# Source records:

'''

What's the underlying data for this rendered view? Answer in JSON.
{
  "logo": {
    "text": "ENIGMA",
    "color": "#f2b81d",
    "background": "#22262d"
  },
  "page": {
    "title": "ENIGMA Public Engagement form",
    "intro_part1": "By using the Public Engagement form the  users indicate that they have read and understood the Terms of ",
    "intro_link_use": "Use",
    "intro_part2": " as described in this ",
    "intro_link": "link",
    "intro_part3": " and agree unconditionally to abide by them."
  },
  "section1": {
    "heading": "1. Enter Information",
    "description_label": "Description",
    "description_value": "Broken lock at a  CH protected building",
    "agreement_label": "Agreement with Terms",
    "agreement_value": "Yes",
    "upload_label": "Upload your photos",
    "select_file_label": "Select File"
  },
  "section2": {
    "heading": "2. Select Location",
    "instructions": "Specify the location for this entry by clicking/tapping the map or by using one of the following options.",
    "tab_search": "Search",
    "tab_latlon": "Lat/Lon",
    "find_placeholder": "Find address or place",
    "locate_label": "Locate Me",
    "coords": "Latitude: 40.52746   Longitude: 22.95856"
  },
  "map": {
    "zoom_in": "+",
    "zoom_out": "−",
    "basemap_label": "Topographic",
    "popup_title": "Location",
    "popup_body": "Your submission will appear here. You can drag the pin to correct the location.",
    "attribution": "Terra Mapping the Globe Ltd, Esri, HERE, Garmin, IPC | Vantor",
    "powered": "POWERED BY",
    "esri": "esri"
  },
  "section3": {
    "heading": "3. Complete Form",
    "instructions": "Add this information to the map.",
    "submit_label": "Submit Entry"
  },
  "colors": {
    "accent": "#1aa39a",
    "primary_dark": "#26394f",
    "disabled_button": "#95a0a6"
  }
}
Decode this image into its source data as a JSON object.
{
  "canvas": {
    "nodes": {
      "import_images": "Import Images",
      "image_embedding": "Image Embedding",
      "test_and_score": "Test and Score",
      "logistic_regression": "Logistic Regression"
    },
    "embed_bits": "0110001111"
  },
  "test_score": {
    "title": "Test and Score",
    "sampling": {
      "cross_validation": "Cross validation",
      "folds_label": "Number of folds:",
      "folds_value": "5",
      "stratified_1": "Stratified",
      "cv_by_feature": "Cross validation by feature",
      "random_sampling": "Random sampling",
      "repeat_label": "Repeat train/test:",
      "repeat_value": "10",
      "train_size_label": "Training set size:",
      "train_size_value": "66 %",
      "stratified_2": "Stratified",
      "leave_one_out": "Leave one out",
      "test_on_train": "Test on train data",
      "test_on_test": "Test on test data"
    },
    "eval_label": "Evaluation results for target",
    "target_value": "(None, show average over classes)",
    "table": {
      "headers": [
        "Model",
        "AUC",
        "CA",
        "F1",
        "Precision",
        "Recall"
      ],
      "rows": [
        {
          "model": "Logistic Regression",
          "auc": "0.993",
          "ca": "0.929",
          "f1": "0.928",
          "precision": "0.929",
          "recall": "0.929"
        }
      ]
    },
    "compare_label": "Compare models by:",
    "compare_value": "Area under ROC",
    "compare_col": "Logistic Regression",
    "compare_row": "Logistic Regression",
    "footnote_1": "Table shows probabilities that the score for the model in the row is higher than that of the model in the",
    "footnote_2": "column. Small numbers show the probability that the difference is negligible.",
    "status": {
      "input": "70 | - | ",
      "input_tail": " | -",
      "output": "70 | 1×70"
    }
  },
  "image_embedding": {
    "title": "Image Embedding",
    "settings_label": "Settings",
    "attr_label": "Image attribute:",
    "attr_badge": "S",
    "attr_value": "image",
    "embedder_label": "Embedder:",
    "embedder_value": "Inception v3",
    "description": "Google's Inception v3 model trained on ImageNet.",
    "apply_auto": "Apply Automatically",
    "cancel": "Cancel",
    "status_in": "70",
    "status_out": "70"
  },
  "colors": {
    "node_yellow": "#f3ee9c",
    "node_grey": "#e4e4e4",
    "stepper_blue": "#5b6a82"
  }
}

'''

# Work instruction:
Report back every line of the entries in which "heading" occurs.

# Solved problem:
    "heading": "1. Enter Information",
    "heading": "2. Select Location",
    "heading": "3. Complete Form",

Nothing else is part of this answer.